        In 1845 the property was purchased by George Camp, who founded the Sackets Harbor Gazette, a weekly newspaper first issued in March 1817. Camp added a second story to the east wing, re-landscaped the grounds, and re-christened it "Camp Haven."
        George Camp died December 22, 1850, and the mansion later went to his son, Walter Bicker Camp (at right), who figured prominently in this country during the Civil War, brought the railroad to Sackets Harbor in the 1870's, and was one of the founders and first presidents of the Jefferson County Historical Society in 1885. He died January 18, 1916, and three years later, Mrs. George Van Santvoord Camp, whose husband was a nephew of Col. Walter Bicker Camp, and son of Talcott Hale Camp, came into ownership of the property, which she used as a summer home.
        She was the former Miss Elizabeth Knowlton, daughter of George W. Knowlton, local paper manufacturer and banker. She died May 5, 1944, leaving her estate to her three children, Paul V. S. Camp of Altadena, California, Mrs. Frances Camp Brown of Pottsburgh, Pennsylvania, and Mrs. Elizabeth Camp Spencer of New Canaan, Connecticut.
        In 1944, after 99 years of ownership by the Camp family, Addison F. Wardwell, Sackets Harbor resident, member of the automobile department of the Agricultural Insurance Company, and son of Mr. Samuel B. Wardwell, purchased the historic home from the estate of Mrs. George V. S. Camp. He and his family have occupied the home ever since.
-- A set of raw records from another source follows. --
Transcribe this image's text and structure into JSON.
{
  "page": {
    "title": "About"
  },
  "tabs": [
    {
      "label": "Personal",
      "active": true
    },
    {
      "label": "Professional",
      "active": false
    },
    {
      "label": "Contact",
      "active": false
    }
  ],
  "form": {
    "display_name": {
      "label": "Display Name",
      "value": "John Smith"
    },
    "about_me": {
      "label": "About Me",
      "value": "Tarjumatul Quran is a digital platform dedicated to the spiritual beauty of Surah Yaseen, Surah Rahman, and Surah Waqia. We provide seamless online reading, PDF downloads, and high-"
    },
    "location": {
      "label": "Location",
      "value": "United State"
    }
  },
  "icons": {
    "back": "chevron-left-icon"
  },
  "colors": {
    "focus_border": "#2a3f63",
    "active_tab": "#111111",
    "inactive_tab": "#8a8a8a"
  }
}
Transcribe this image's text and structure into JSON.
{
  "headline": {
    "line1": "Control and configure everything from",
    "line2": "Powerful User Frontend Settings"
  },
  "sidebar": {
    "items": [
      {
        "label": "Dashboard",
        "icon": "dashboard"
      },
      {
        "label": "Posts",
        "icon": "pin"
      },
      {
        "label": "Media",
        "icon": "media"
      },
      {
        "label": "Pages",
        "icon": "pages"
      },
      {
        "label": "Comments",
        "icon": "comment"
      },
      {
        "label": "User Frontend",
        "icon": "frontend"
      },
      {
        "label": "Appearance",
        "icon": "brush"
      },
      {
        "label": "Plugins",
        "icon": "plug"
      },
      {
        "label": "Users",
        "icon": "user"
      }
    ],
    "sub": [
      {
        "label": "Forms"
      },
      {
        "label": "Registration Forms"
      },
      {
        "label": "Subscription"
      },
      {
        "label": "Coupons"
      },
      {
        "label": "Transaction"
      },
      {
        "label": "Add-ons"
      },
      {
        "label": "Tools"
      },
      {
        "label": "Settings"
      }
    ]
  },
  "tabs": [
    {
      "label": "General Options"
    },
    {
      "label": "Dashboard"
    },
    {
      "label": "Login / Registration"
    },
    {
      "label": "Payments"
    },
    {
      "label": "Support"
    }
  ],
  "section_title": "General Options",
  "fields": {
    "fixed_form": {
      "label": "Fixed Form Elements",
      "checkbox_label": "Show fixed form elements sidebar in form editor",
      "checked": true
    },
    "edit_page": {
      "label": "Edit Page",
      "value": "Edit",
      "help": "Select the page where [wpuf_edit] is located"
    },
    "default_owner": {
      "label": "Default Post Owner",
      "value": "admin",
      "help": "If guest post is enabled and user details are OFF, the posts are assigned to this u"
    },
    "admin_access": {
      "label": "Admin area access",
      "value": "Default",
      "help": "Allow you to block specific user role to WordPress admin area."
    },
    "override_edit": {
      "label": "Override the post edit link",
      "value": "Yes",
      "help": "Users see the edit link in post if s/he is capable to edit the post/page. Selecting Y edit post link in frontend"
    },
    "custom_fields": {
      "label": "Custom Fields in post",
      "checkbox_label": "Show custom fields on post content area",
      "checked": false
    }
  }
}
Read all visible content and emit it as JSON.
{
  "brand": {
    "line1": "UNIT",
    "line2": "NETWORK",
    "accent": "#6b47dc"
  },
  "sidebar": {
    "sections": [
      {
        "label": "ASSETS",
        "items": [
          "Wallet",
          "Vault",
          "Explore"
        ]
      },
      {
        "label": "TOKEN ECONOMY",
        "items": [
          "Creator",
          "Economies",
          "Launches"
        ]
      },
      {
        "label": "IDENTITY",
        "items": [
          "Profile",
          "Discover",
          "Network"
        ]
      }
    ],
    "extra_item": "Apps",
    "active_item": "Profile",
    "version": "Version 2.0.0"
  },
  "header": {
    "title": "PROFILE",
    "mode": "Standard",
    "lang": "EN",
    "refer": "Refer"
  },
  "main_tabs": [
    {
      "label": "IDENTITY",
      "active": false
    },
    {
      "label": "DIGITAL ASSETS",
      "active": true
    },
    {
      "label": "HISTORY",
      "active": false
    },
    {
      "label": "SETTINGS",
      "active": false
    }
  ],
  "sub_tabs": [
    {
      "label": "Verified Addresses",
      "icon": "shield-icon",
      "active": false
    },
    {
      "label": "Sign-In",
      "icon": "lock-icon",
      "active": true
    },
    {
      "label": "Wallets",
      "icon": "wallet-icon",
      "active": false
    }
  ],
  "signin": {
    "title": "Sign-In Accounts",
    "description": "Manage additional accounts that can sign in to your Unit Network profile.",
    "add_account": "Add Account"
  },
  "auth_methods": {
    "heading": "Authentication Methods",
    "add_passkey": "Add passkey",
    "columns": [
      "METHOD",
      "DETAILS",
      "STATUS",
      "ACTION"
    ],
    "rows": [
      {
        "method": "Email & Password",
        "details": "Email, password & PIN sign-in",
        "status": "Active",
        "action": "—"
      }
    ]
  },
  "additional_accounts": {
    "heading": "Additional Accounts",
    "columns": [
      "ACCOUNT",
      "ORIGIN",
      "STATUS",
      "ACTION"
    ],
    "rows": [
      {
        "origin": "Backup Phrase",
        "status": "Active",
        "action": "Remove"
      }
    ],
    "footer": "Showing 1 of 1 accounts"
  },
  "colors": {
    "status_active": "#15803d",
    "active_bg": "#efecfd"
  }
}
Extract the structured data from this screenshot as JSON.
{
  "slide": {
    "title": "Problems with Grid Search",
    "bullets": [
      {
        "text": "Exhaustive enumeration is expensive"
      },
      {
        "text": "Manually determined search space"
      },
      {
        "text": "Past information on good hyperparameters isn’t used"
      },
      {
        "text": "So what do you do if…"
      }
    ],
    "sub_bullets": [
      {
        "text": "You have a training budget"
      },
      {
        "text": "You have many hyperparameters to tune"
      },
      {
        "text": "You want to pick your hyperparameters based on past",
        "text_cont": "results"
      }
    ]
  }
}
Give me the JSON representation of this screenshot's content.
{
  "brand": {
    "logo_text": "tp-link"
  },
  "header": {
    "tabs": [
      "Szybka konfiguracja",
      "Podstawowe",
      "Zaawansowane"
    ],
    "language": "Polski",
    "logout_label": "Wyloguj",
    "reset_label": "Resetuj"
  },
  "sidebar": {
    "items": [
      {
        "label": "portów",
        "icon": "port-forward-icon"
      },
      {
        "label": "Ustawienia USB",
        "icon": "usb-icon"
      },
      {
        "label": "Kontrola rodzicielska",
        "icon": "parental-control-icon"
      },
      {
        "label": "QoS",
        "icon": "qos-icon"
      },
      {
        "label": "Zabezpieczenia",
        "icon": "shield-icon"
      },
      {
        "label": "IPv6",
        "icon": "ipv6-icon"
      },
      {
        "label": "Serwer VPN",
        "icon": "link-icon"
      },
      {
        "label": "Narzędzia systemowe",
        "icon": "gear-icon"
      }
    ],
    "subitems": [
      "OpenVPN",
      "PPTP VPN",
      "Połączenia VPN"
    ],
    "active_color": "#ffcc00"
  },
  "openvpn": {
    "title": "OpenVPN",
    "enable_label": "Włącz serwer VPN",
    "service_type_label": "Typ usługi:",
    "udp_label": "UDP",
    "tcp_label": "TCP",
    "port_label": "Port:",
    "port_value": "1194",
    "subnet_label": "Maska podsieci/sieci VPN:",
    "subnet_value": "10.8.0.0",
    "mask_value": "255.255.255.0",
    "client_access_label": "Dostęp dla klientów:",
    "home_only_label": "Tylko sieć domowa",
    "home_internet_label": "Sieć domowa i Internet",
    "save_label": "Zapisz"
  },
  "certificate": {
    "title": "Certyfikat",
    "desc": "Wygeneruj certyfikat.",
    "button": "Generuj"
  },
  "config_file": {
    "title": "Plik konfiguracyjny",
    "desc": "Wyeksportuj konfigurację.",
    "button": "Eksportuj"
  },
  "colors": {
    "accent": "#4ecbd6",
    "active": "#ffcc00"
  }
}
The Wardwell Home at dusk, July 2000.

From . . .

Harbor Walk: A Guide to the History and Architecture of Sackets Harbor. Prepared by Michael D. Sullivan for the Village of Sackets Harbor and Sackets Harbor Historical Society. Permission for reproduction herein granted by David Altieri, Historical Society Board Member.

Lane, David F. "Old Woolsey Mansion Sold." Published in 1944 (date unknown) by the Watertown Daily Times. Available in the Town of Hounsfield Binder at the Genealogy Department of the Flower Memorial Library, Watertown.
Article presented online with permission from the Watertown Daily Times.